|International Classification||G03B27/52, G03B27/32, G03B27/58, G03B27/68, G03F7/20, G03B27/54, G03B27/42|
|Cooperative Classification||G03F7/70258, G03F7/70891, G03F7/70341, G03F7/706|
|European Classification||G03F7/70P6D2, G03F7/70F10, G03F7/70F24, G03F7/70L6B|
|Sep 4, 2008||AS||Assignment|
Owner name: CARL ZEISS SMT AG, GERMANY
Free format text: ASSIGNMENT OF ASSIGNORS INTEREST;ASSIGNOR:GRAEUPNER, PAUL;REEL/FRAME:021481/0001
Effective date: 20050624
|Jan 18, 2011||AS||Assignment|
Owner name: CARL ZEISS SMT GMBH, GERMANY
Free format text: A MODIFYING CONVERSION;ASSIGNOR:CARL ZEISS SMT AG;REEL/FRAME:025763/0367
Effective date: 20101014
|Jan 15, 2013||CC||Certificate of correction|
|Mar 18, 2016||REMI||Maintenance fee reminder mailed|
|Aug 7, 2016||LAPS||Lapse for failure to pay maintenance fees|

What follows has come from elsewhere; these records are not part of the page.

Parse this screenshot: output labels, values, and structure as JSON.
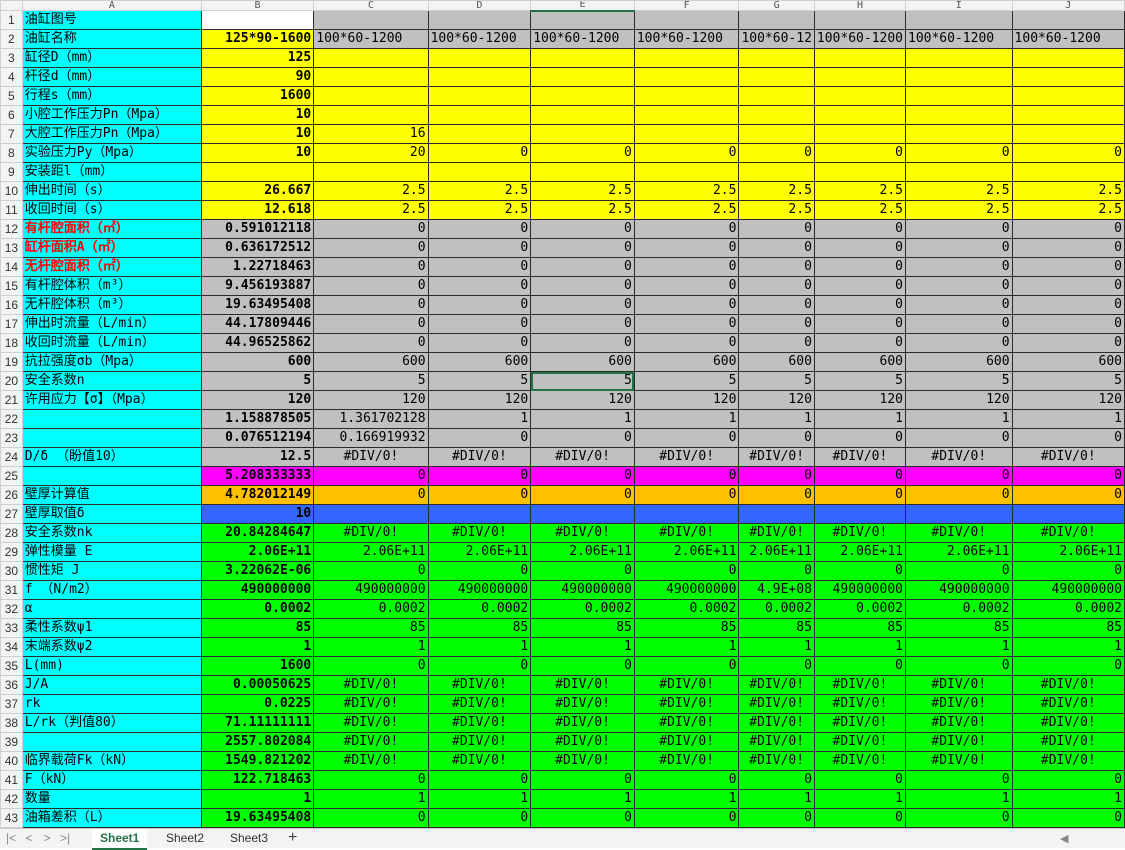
{
  "columns": [
    "A",
    "B",
    "C",
    "D",
    "E",
    "F",
    "G",
    "H",
    "I",
    "J"
  ],
  "colors": {
    "cyan": "#00ffff",
    "yellow": "#ffff00",
    "gray": "#c0c0c0",
    "white": "#ffffff",
    "magenta": "#ff00ff",
    "orange": "#ffc000",
    "blue": "#3366ff",
    "green": "#00ff00"
  },
  "rows": [
    {
      "n": "1",
      "a": "油缸图号",
      "bg": "gray",
      "b": "",
      "bb": "white",
      "v": [
        "",
        "",
        "",
        "",
        "",
        "",
        "",
        ""
      ]
    },
    {
      "n": "2",
      "a": "油缸名称",
      "bg": "gray",
      "b": "125*90-1600",
      "bb": "yellow",
      "v": [
        "100*60-1200",
        "100*60-1200",
        "100*60-1200",
        "100*60-1200",
        "100*60-12",
        "100*60-1200",
        "100*60-1200",
        "100*60-1200"
      ],
      "left": true
    },
    {
      "n": "3",
      "a": "缸径D（mm）",
      "bg": "yellow",
      "b": "125",
      "v": [
        "",
        "",
        "",
        "",
        "",
        "",
        "",
        ""
      ]
    },
    {
      "n": "4",
      "a": "杆径d（mm）",
      "bg": "yellow",
      "b": "90",
      "v": [
        "",
        "",
        "",
        "",
        "",
        "",
        "",
        ""
      ]
    },
    {
      "n": "5",
      "a": "行程s（mm）",
      "bg": "yellow",
      "b": "1600",
      "v": [
        "",
        "",
        "",
        "",
        "",
        "",
        "",
        ""
      ]
    },
    {
      "n": "6",
      "a": "小腔工作压力Pn（Mpa）",
      "bg": "yellow",
      "b": "10",
      "v": [
        "",
        "",
        "",
        "",
        "",
        "",
        "",
        ""
      ]
    },
    {
      "n": "7",
      "a": "大腔工作压力Pn（Mpa）",
      "bg": "yellow",
      "b": "10",
      "v": [
        "16",
        "",
        "",
        "",
        "",
        "",
        "",
        ""
      ]
    },
    {
      "n": "8",
      "a": "实验压力Py（Mpa）",
      "bg": "yellow",
      "b": "10",
      "v": [
        "20",
        "0",
        "0",
        "0",
        "0",
        "0",
        "0",
        "0"
      ]
    },
    {
      "n": "9",
      "a": "安装距l（mm）",
      "bg": "yellow",
      "b": "",
      "v": [
        "",
        "",
        "",
        "",
        "",
        "",
        "",
        ""
      ]
    },
    {
      "n": "10",
      "a": "伸出时间（s）",
      "bg": "yellow",
      "b": "26.667",
      "v": [
        "2.5",
        "2.5",
        "2.5",
        "2.5",
        "2.5",
        "2.5",
        "2.5",
        "2.5"
      ]
    },
    {
      "n": "11",
      "a": "收回时间（s）",
      "bg": "yellow",
      "b": "12.618",
      "v": [
        "2.5",
        "2.5",
        "2.5",
        "2.5",
        "2.5",
        "2.5",
        "2.5",
        "2.5"
      ]
    },
    {
      "n": "12",
      "a": "有杆腔面积（㎡）",
      "bg": "gray",
      "b": "0.591012118",
      "red": true,
      "v": [
        "0",
        "0",
        "0",
        "0",
        "0",
        "0",
        "0",
        "0"
      ]
    },
    {
      "n": "13",
      "a": "缸杆面积A（㎡）",
      "bg": "gray",
      "b": "0.636172512",
      "red": true,
      "v": [
        "0",
        "0",
        "0",
        "0",
        "0",
        "0",
        "0",
        "0"
      ]
    },
    {
      "n": "14",
      "a": "无杆腔面积（㎡）",
      "bg": "gray",
      "b": "1.22718463",
      "red": true,
      "v": [
        "0",
        "0",
        "0",
        "0",
        "0",
        "0",
        "0",
        "0"
      ]
    },
    {
      "n": "15",
      "a": "有杆腔体积（m³）",
      "bg": "gray",
      "b": "9.456193887",
      "v": [
        "0",
        "0",
        "0",
        "0",
        "0",
        "0",
        "0",
        "0"
      ]
    },
    {
      "n": "16",
      "a": "无杆腔体积（m³）",
      "bg": "gray",
      "b": "19.63495408",
      "v": [
        "0",
        "0",
        "0",
        "0",
        "0",
        "0",
        "0",
        "0"
      ]
    },
    {
      "n": "17",
      "a": "伸出时流量（L/min）",
      "bg": "gray",
      "b": "44.17809446",
      "v": [
        "0",
        "0",
        "0",
        "0",
        "0",
        "0",
        "0",
        "0"
      ]
    },
    {
      "n": "18",
      "a": "收回时流量（L/min）",
      "bg": "gray",
      "b": "44.96525862",
      "v": [
        "0",
        "0",
        "0",
        "0",
        "0",
        "0",
        "0",
        "0"
      ]
    },
    {
      "n": "19",
      "a": "抗拉强度σb（Mpa）",
      "bg": "gray",
      "b": "600",
      "v": [
        "600",
        "600",
        "600",
        "600",
        "600",
        "600",
        "600",
        "600"
      ]
    },
    {
      "n": "20",
      "a": "安全系数n",
      "bg": "gray",
      "b": "5",
      "v": [
        "5",
        "5",
        "5",
        "5",
        "5",
        "5",
        "5",
        "5"
      ]
    },
    {
      "n": "21",
      "a": "许用应力【σ】（Mpa）",
      "bg": "gray",
      "b": "120",
      "v": [
        "120",
        "120",
        "120",
        "120",
        "120",
        "120",
        "120",
        "120"
      ]
    },
    {
      "n": "22",
      "a": "",
      "bg": "gray",
      "b": "1.158878505",
      "v": [
        "1.361702128",
        "1",
        "1",
        "1",
        "1",
        "1",
        "1",
        "1"
      ]
    },
    {
      "n": "23",
      "a": "",
      "bg": "gray",
      "b": "0.076512194",
      "v": [
        "0.166919932",
        "0",
        "0",
        "0",
        "0",
        "0",
        "0",
        "0"
      ]
    },
    {
      "n": "24",
      "a": "D/δ （盼值10）",
      "bg": "gray",
      "b": "12.5",
      "v": [
        "#DIV/0!",
        "#DIV/0!",
        "#DIV/0!",
        "#DIV/0!",
        "#DIV/0!",
        "#DIV/0!",
        "#DIV/0!",
        "#DIV/0!"
      ]
    },
    {
      "n": "25",
      "a": "",
      "bg": "magenta",
      "b": "5.208333333",
      "v": [
        "0",
        "0",
        "0",
        "0",
        "0",
        "0",
        "0",
        "0"
      ]
    },
    {
      "n": "26",
      "a": "壁厚计算值",
      "bg": "orange",
      "b": "4.782012149",
      "v": [
        "0",
        "0",
        "0",
        "0",
        "0",
        "0",
        "0",
        "0"
      ]
    },
    {
      "n": "27",
      "a": "壁厚取值δ",
      "bg": "blue",
      "b": "10",
      "v": [
        "",
        "",
        "",
        "",
        "",
        "",
        "",
        ""
      ]
    },
    {
      "n": "28",
      "a": "安全系数nk",
      "bg": "green",
      "b": "20.84284647",
      "v": [
        "#DIV/0!",
        "#DIV/0!",
        "#DIV/0!",
        "#DIV/0!",
        "#DIV/0!",
        "#DIV/0!",
        "#DIV/0!",
        "#DIV/0!"
      ]
    },
    {
      "n": "29",
      "a": "弹性模量  E",
      "bg": "green",
      "b": "2.06E+11",
      "v": [
        "2.06E+11",
        "2.06E+11",
        "2.06E+11",
        "2.06E+11",
        "2.06E+11",
        "2.06E+11",
        "2.06E+11",
        "2.06E+11"
      ]
    },
    {
      "n": "30",
      "a": "惯性矩  J",
      "bg": "green",
      "b": "3.22062E-06",
      "v": [
        "0",
        "0",
        "0",
        "0",
        "0",
        "0",
        "0",
        "0"
      ]
    },
    {
      "n": "31",
      "a": "f  （N/m2）",
      "bg": "green",
      "b": "490000000",
      "v": [
        "490000000",
        "490000000",
        "490000000",
        "490000000",
        "4.9E+08",
        "490000000",
        "490000000",
        "490000000"
      ]
    },
    {
      "n": "32",
      "a": "α",
      "bg": "green",
      "b": "0.0002",
      "v": [
        "0.0002",
        "0.0002",
        "0.0002",
        "0.0002",
        "0.0002",
        "0.0002",
        "0.0002",
        "0.0002"
      ]
    },
    {
      "n": "33",
      "a": "柔性系数ψ1",
      "bg": "green",
      "b": "85",
      "v": [
        "85",
        "85",
        "85",
        "85",
        "85",
        "85",
        "85",
        "85"
      ]
    },
    {
      "n": "34",
      "a": "末端系数ψ2",
      "bg": "green",
      "b": "1",
      "v": [
        "1",
        "1",
        "1",
        "1",
        "1",
        "1",
        "1",
        "1"
      ]
    },
    {
      "n": "35",
      "a": "L(mm)",
      "bg": "green",
      "b": "1600",
      "v": [
        "0",
        "0",
        "0",
        "0",
        "0",
        "0",
        "0",
        "0"
      ]
    },
    {
      "n": "36",
      "a": "J/A",
      "bg": "green",
      "b": "0.00050625",
      "v": [
        "#DIV/0!",
        "#DIV/0!",
        "#DIV/0!",
        "#DIV/0!",
        "#DIV/0!",
        "#DIV/0!",
        "#DIV/0!",
        "#DIV/0!"
      ]
    },
    {
      "n": "37",
      "a": "rk",
      "bg": "green",
      "b": "0.0225",
      "v": [
        "#DIV/0!",
        "#DIV/0!",
        "#DIV/0!",
        "#DIV/0!",
        "#DIV/0!",
        "#DIV/0!",
        "#DIV/0!",
        "#DIV/0!"
      ]
    },
    {
      "n": "38",
      "a": "L/rk（判值80）",
      "bg": "green",
      "b": "71.11111111",
      "v": [
        "#DIV/0!",
        "#DIV/0!",
        "#DIV/0!",
        "#DIV/0!",
        "#DIV/0!",
        "#DIV/0!",
        "#DIV/0!",
        "#DIV/0!"
      ]
    },
    {
      "n": "39",
      "a": "",
      "bg": "green",
      "b": "2557.802084",
      "v": [
        "#DIV/0!",
        "#DIV/0!",
        "#DIV/0!",
        "#DIV/0!",
        "#DIV/0!",
        "#DIV/0!",
        "#DIV/0!",
        "#DIV/0!"
      ]
    },
    {
      "n": "40",
      "a": "临界载荷Fk（kN）",
      "bg": "green",
      "b": "1549.821202",
      "v": [
        "#DIV/0!",
        "#DIV/0!",
        "#DIV/0!",
        "#DIV/0!",
        "#DIV/0!",
        "#DIV/0!",
        "#DIV/0!",
        "#DIV/0!"
      ]
    },
    {
      "n": "41",
      "a": "F（kN）",
      "bg": "green",
      "b": "122.718463",
      "v": [
        "0",
        "0",
        "0",
        "0",
        "0",
        "0",
        "0",
        "0"
      ]
    },
    {
      "n": "42",
      "a": "数量",
      "bg": "green",
      "b": "1",
      "v": [
        "1",
        "1",
        "1",
        "1",
        "1",
        "1",
        "1",
        "1"
      ]
    },
    {
      "n": "43",
      "a": "油箱差积（L）",
      "bg": "green",
      "b": "19.63495408",
      "v": [
        "0",
        "0",
        "0",
        "0",
        "0",
        "0",
        "0",
        "0"
      ]
    }
  ],
  "sheets": [
    "Sheet1",
    "Sheet2",
    "Sheet3"
  ],
  "active_sheet": "Sheet1",
  "add_sheet_label": "+",
  "nav": [
    "|<",
    "<",
    ">",
    ">|"
  ]
}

|Sep 27, 2016||FP||Expired due to failure to pay maintenance fee|
Effective date: 20160807